Exactly reproduce the entries, dropping any pictures from your copy.

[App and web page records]
Content starts
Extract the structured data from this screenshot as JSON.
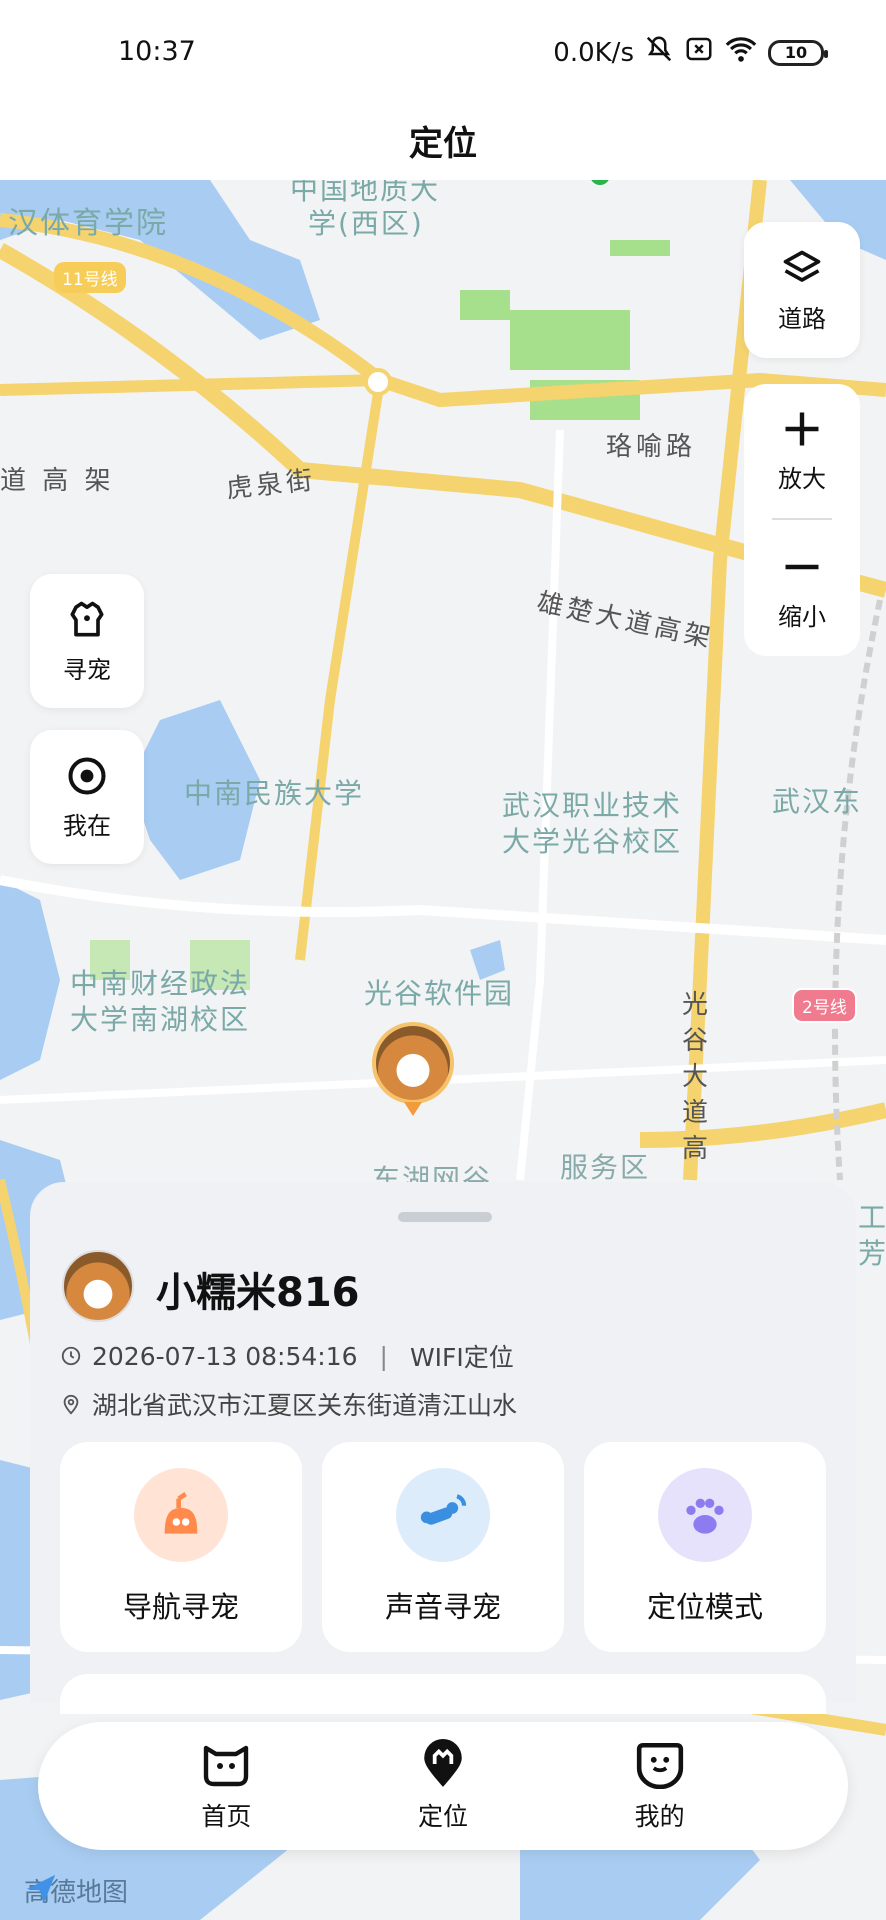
{
  "status_bar": {
    "time": "10:37",
    "speed": "0.0K/s",
    "battery": "10"
  },
  "header": {
    "title": "定位"
  },
  "map": {
    "labels": [
      "汉体育学院",
      "中国地质大",
      "学(西区)",
      "中南民族大学",
      "武汉职业技术",
      "大学光谷校区",
      "武汉东",
      "中南财经政法",
      "大学南湖校区",
      "光谷软件园",
      "东湖网谷",
      "服务区",
      "工",
      "芳"
    ],
    "roads": [
      "道 高 架",
      "虎泉街",
      "珞喻路",
      "雄楚大道高架",
      "光",
      "谷",
      "大",
      "道",
      "高"
    ],
    "line_badges": [
      "11号线",
      "2号线"
    ],
    "provider": "高德地图"
  },
  "map_controls": {
    "layer_label": "道路",
    "zoom_in_label": "放大",
    "zoom_out_label": "缩小",
    "find_pet_label": "寻宠",
    "my_location_label": "我在"
  },
  "pet": {
    "name": "小糯米816",
    "datetime": "2026-07-13 08:54:16",
    "separator": "|",
    "location_type": "WIFI定位",
    "address": "湖北省武汉市江夏区关东街道清江山水"
  },
  "actions": [
    {
      "label": "导航寻宠",
      "icon": "navigation-pet-icon",
      "color": "#ff8a4c"
    },
    {
      "label": "声音寻宠",
      "icon": "sound-pet-icon",
      "color": "#3b8fe0"
    },
    {
      "label": "定位模式",
      "icon": "paw-icon",
      "color": "#8c7cf0"
    }
  ],
  "tabs": [
    {
      "label": "首页",
      "icon": "home-cat-icon"
    },
    {
      "label": "定位",
      "icon": "location-pin-icon"
    },
    {
      "label": "我的",
      "icon": "profile-face-icon"
    }
  ]
}
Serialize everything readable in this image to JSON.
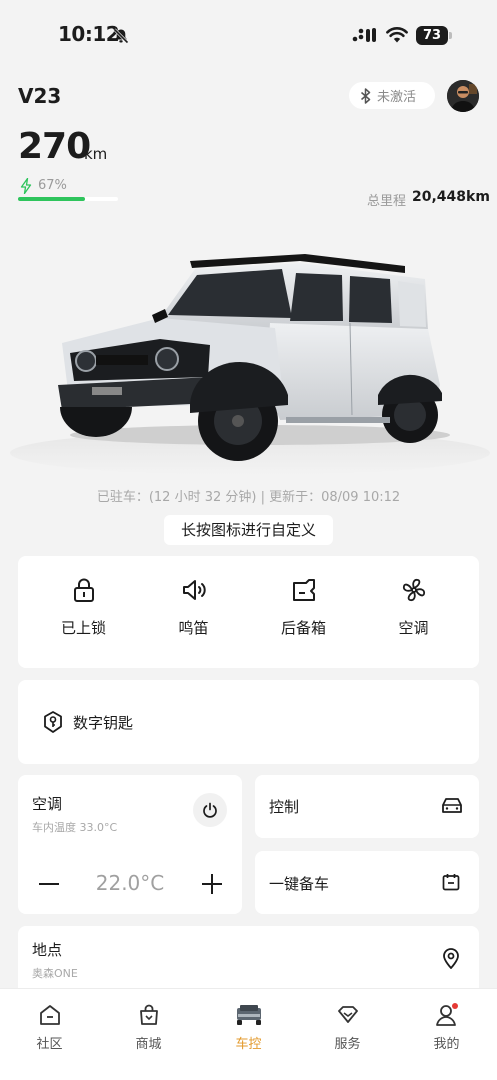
{
  "status_bar": {
    "time": "10:12",
    "battery": "73"
  },
  "header": {
    "car_name": "V23",
    "activation_label": "未激活"
  },
  "range": {
    "value": "270",
    "unit": "km",
    "battery_percent": "67%",
    "battery_level": 0.67
  },
  "odometer": {
    "label": "总里程",
    "value": "20,448km"
  },
  "park_info": "已驻车：(12 小时 32 分钟) | 更新于：08/09 10:12",
  "customize_label": "长按图标进行自定义",
  "quick_actions": [
    {
      "label": "已上锁",
      "icon": "lock-icon"
    },
    {
      "label": "鸣笛",
      "icon": "horn-icon"
    },
    {
      "label": "后备箱",
      "icon": "trunk-icon"
    },
    {
      "label": "空调",
      "icon": "fan-icon"
    }
  ],
  "digital_key": {
    "label": "数字钥匙",
    "icon": "key-shield-icon"
  },
  "ac_card": {
    "title": "空调",
    "subtitle": "车内温度 33.0°C",
    "temperature": "22.0°C"
  },
  "control_card": {
    "label": "控制",
    "icon": "car-front-icon"
  },
  "prep_card": {
    "label": "一键备车",
    "icon": "calendar-icon"
  },
  "location_card": {
    "title": "地点",
    "subtitle": "奥森ONE",
    "icon": "location-pin-icon"
  },
  "tabs": [
    {
      "label": "社区",
      "icon": "home-icon"
    },
    {
      "label": "商城",
      "icon": "shopping-bag-icon"
    },
    {
      "label": "车控",
      "icon": "car-icon"
    },
    {
      "label": "服务",
      "icon": "diamond-icon"
    },
    {
      "label": "我的",
      "icon": "person-icon"
    }
  ],
  "colors": {
    "accent_active": "#e39a2c",
    "battery_green": "#2ec45c",
    "notification_dot": "#e53935"
  }
}
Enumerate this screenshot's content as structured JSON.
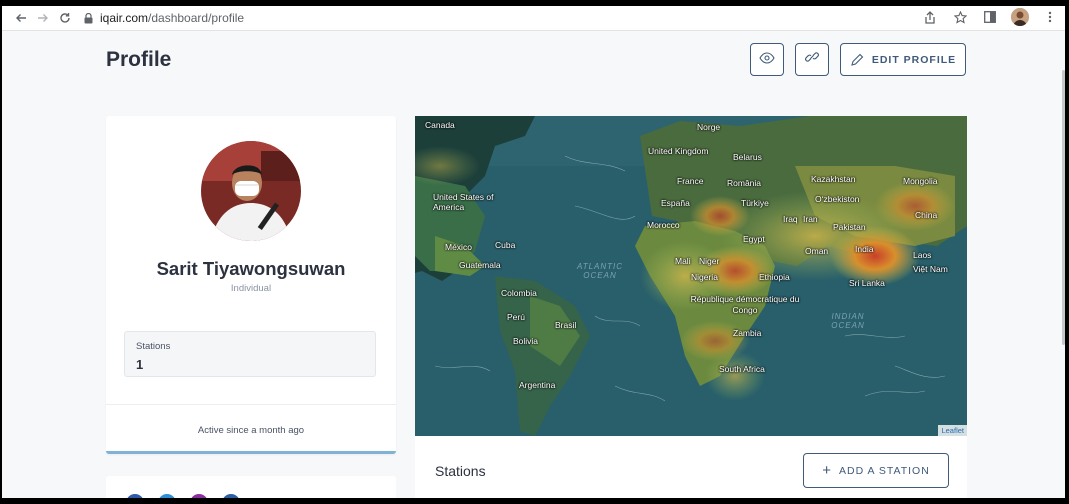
{
  "browser": {
    "url_host": "iqair.com",
    "url_path": "/dashboard/profile",
    "icons": [
      "back-icon",
      "forward-icon",
      "reload-icon",
      "lock-icon",
      "share-icon",
      "star-icon",
      "sidebar-icon",
      "profile-avatar",
      "more-icon"
    ]
  },
  "header": {
    "title": "Profile",
    "edit_label": "EDIT PROFILE"
  },
  "profile": {
    "name": "Sarit Tiyawongsuwan",
    "type": "Individual",
    "stations_label": "Stations",
    "stations_value": "1",
    "active_since": "Active since a month ago"
  },
  "map": {
    "attribution": "Leaflet",
    "labels": [
      {
        "text": "Canada"
      },
      {
        "text": "Norge"
      },
      {
        "text": "United Kingdom"
      },
      {
        "text": "Belarus"
      },
      {
        "text": "France"
      },
      {
        "text": "România"
      },
      {
        "text": "Kazakhstan"
      },
      {
        "text": "Mongolia"
      },
      {
        "text": "United States of America"
      },
      {
        "text": "España"
      },
      {
        "text": "Türkiye"
      },
      {
        "text": "Oʻzbekiston"
      },
      {
        "text": "China"
      },
      {
        "text": "Morocco"
      },
      {
        "text": "Iraq"
      },
      {
        "text": "Iran"
      },
      {
        "text": "Pakistan"
      },
      {
        "text": "Egypt"
      },
      {
        "text": "México"
      },
      {
        "text": "Cuba"
      },
      {
        "text": "Oman"
      },
      {
        "text": "India"
      },
      {
        "text": "Laos"
      },
      {
        "text": "Guatemala"
      },
      {
        "text": "Mali"
      },
      {
        "text": "Niger"
      },
      {
        "text": "Việt Nam"
      },
      {
        "text": "Nigeria"
      },
      {
        "text": "Ethiopia"
      },
      {
        "text": "Sri Lanka"
      },
      {
        "text": "Colombia"
      },
      {
        "text": "République démocratique du Congo"
      },
      {
        "text": "Perú"
      },
      {
        "text": "Brasil"
      },
      {
        "text": "Zambia"
      },
      {
        "text": "Bolivia"
      },
      {
        "text": "South Africa"
      },
      {
        "text": "Argentina"
      }
    ],
    "oceans": [
      {
        "text": "ATLANTIC OCEAN"
      },
      {
        "text": "INDIAN OCEAN"
      }
    ]
  },
  "stations_panel": {
    "heading": "Stations",
    "add_label": "ADD A STATION"
  },
  "colors": {
    "primary_outline": "#3f5a7a",
    "card_accent": "#7fb3d6",
    "page_bg": "#f7f8fa"
  }
}
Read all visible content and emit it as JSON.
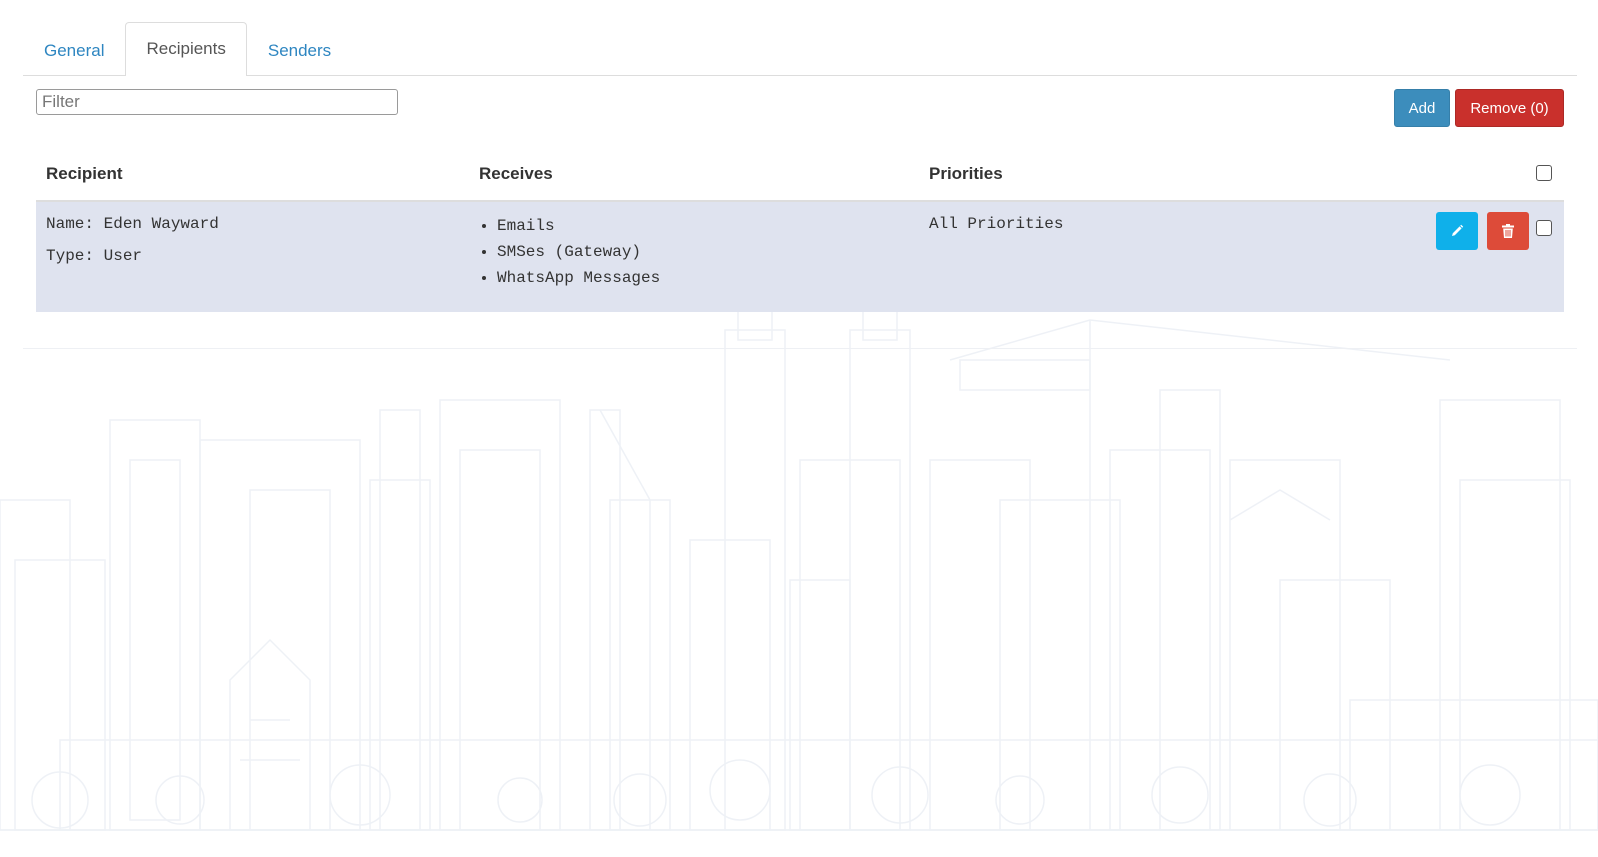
{
  "tabs": [
    {
      "label": "General",
      "active": false
    },
    {
      "label": "Recipients",
      "active": true
    },
    {
      "label": "Senders",
      "active": false
    }
  ],
  "filter": {
    "placeholder": "Filter",
    "value": ""
  },
  "actions": {
    "add_label": "Add",
    "remove_label": "Remove (0)"
  },
  "table": {
    "headers": {
      "recipient": "Recipient",
      "receives": "Receives",
      "priorities": "Priorities"
    },
    "rows": [
      {
        "name": "Name: Eden Wayward",
        "type": "Type: User",
        "receives": [
          "Emails",
          "SMSes (Gateway)",
          "WhatsApp Messages"
        ],
        "priorities": "All Priorities",
        "selected": false
      }
    ]
  },
  "icons": {
    "edit": "pencil-icon",
    "delete": "trash-icon"
  },
  "colors": {
    "link": "#2e86c1",
    "add_button": "#3c8dbc",
    "remove_button": "#c9302c",
    "edit_button": "#0fb0ea",
    "delete_button": "#dd4b39",
    "row_highlight": "#dfe3ef"
  }
}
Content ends
RESPONSE TO THIS TASK:
Extract the structured data from this screenshot as JSON.
{
  "status_bar": {
    "time": "10:37",
    "speed": "0.0K/s",
    "battery": "10"
  },
  "header": {
    "title": "定位"
  },
  "map": {
    "labels": [
      "汉体育学院",
      "中国地质大",
      "学(西区)",
      "中南民族大学",
      "武汉职业技术",
      "大学光谷校区",
      "武汉东",
      "中南财经政法",
      "大学南湖校区",
      "光谷软件园",
      "东湖网谷",
      "服务区",
      "工",
      "芳"
    ],
    "roads": [
      "道 高 架",
      "虎泉街",
      "珞喻路",
      "雄楚大道高架",
      "光",
      "谷",
      "大",
      "道",
      "高"
    ],
    "line_badges": [
      "11号线",
      "2号线"
    ],
    "provider": "高德地图"
  },
  "map_controls": {
    "layer_label": "道路",
    "zoom_in_label": "放大",
    "zoom_out_label": "缩小",
    "find_pet_label": "寻宠",
    "my_location_label": "我在"
  },
  "pet": {
    "name": "小糯米816",
    "datetime": "2026-07-13 08:54:16",
    "separator": "|",
    "location_type": "WIFI定位",
    "address": "湖北省武汉市江夏区关东街道清江山水"
  },
  "actions": [
    {
      "label": "导航寻宠",
      "icon": "navigation-pet-icon",
      "color": "#ff8a4c"
    },
    {
      "label": "声音寻宠",
      "icon": "sound-pet-icon",
      "color": "#3b8fe0"
    },
    {
      "label": "定位模式",
      "icon": "paw-icon",
      "color": "#8c7cf0"
    }
  ],
  "tabs": [
    {
      "label": "首页",
      "icon": "home-cat-icon"
    },
    {
      "label": "定位",
      "icon": "location-pin-icon"
    },
    {
      "label": "我的",
      "icon": "profile-face-icon"
    }
  ]
}
Serialize everything readable in this image to JSON.
{
  "status_bar": {
    "time": "10:12",
    "battery": "73"
  },
  "header": {
    "car_name": "V23",
    "activation_label": "未激活"
  },
  "range": {
    "value": "270",
    "unit": "km",
    "battery_percent": "67%",
    "battery_level": 0.67
  },
  "odometer": {
    "label": "总里程",
    "value": "20,448km"
  },
  "park_info": "已驻车：(12 小时 32 分钟) | 更新于：08/09 10:12",
  "customize_label": "长按图标进行自定义",
  "quick_actions": [
    {
      "label": "已上锁",
      "icon": "lock-icon"
    },
    {
      "label": "鸣笛",
      "icon": "horn-icon"
    },
    {
      "label": "后备箱",
      "icon": "trunk-icon"
    },
    {
      "label": "空调",
      "icon": "fan-icon"
    }
  ],
  "digital_key": {
    "label": "数字钥匙",
    "icon": "key-shield-icon"
  },
  "ac_card": {
    "title": "空调",
    "subtitle": "车内温度 33.0°C",
    "temperature": "22.0°C"
  },
  "control_card": {
    "label": "控制",
    "icon": "car-front-icon"
  },
  "prep_card": {
    "label": "一键备车",
    "icon": "calendar-icon"
  },
  "location_card": {
    "title": "地点",
    "subtitle": "奥森ONE",
    "icon": "location-pin-icon"
  },
  "tabs": [
    {
      "label": "社区",
      "icon": "home-icon"
    },
    {
      "label": "商城",
      "icon": "shopping-bag-icon"
    },
    {
      "label": "车控",
      "icon": "car-icon"
    },
    {
      "label": "服务",
      "icon": "diamond-icon"
    },
    {
      "label": "我的",
      "icon": "person-icon"
    }
  ],
  "colors": {
    "accent_active": "#e39a2c",
    "battery_green": "#2ec45c",
    "notification_dot": "#e53935"
  }
}
Enumerate this screenshot's content as structured JSON.
{
  "browser": {
    "url_host": "iqair.com",
    "url_path": "/dashboard/profile",
    "icons": [
      "back-icon",
      "forward-icon",
      "reload-icon",
      "lock-icon",
      "share-icon",
      "star-icon",
      "sidebar-icon",
      "profile-avatar",
      "more-icon"
    ]
  },
  "header": {
    "title": "Profile",
    "edit_label": "EDIT PROFILE"
  },
  "profile": {
    "name": "Sarit Tiyawongsuwan",
    "type": "Individual",
    "stations_label": "Stations",
    "stations_value": "1",
    "active_since": "Active since a month ago"
  },
  "map": {
    "attribution": "Leaflet",
    "labels": [
      {
        "text": "Canada"
      },
      {
        "text": "Norge"
      },
      {
        "text": "United Kingdom"
      },
      {
        "text": "Belarus"
      },
      {
        "text": "France"
      },
      {
        "text": "România"
      },
      {
        "text": "Kazakhstan"
      },
      {
        "text": "Mongolia"
      },
      {
        "text": "United States of America"
      },
      {
        "text": "España"
      },
      {
        "text": "Türkiye"
      },
      {
        "text": "Oʻzbekiston"
      },
      {
        "text": "China"
      },
      {
        "text": "Morocco"
      },
      {
        "text": "Iraq"
      },
      {
        "text": "Iran"
      },
      {
        "text": "Pakistan"
      },
      {
        "text": "Egypt"
      },
      {
        "text": "México"
      },
      {
        "text": "Cuba"
      },
      {
        "text": "Oman"
      },
      {
        "text": "India"
      },
      {
        "text": "Laos"
      },
      {
        "text": "Guatemala"
      },
      {
        "text": "Mali"
      },
      {
        "text": "Niger"
      },
      {
        "text": "Việt Nam"
      },
      {
        "text": "Nigeria"
      },
      {
        "text": "Ethiopia"
      },
      {
        "text": "Sri Lanka"
      },
      {
        "text": "Colombia"
      },
      {
        "text": "République démocratique du Congo"
      },
      {
        "text": "Perú"
      },
      {
        "text": "Brasil"
      },
      {
        "text": "Zambia"
      },
      {
        "text": "Bolivia"
      },
      {
        "text": "South Africa"
      },
      {
        "text": "Argentina"
      }
    ],
    "oceans": [
      {
        "text": "ATLANTIC OCEAN"
      },
      {
        "text": "INDIAN OCEAN"
      }
    ]
  },
  "stations_panel": {
    "heading": "Stations",
    "add_label": "ADD A STATION"
  },
  "colors": {
    "primary_outline": "#3f5a7a",
    "card_accent": "#7fb3d6",
    "page_bg": "#f7f8fa"
  }
}
Read all visible content and emit it as JSON.
{
  "tabs": [
    {
      "label": "General",
      "active": false
    },
    {
      "label": "Recipients",
      "active": true
    },
    {
      "label": "Senders",
      "active": false
    }
  ],
  "filter": {
    "placeholder": "Filter",
    "value": ""
  },
  "actions": {
    "add_label": "Add",
    "remove_label": "Remove (0)"
  },
  "table": {
    "headers": {
      "recipient": "Recipient",
      "receives": "Receives",
      "priorities": "Priorities"
    },
    "rows": [
      {
        "name": "Name: Eden Wayward",
        "type": "Type: User",
        "receives": [
          "Emails",
          "SMSes (Gateway)",
          "WhatsApp Messages"
        ],
        "priorities": "All Priorities",
        "selected": false
      }
    ]
  },
  "icons": {
    "edit": "pencil-icon",
    "delete": "trash-icon"
  },
  "colors": {
    "link": "#2e86c1",
    "add_button": "#3c8dbc",
    "remove_button": "#c9302c",
    "edit_button": "#0fb0ea",
    "delete_button": "#dd4b39",
    "row_highlight": "#dfe3ef"
  }
}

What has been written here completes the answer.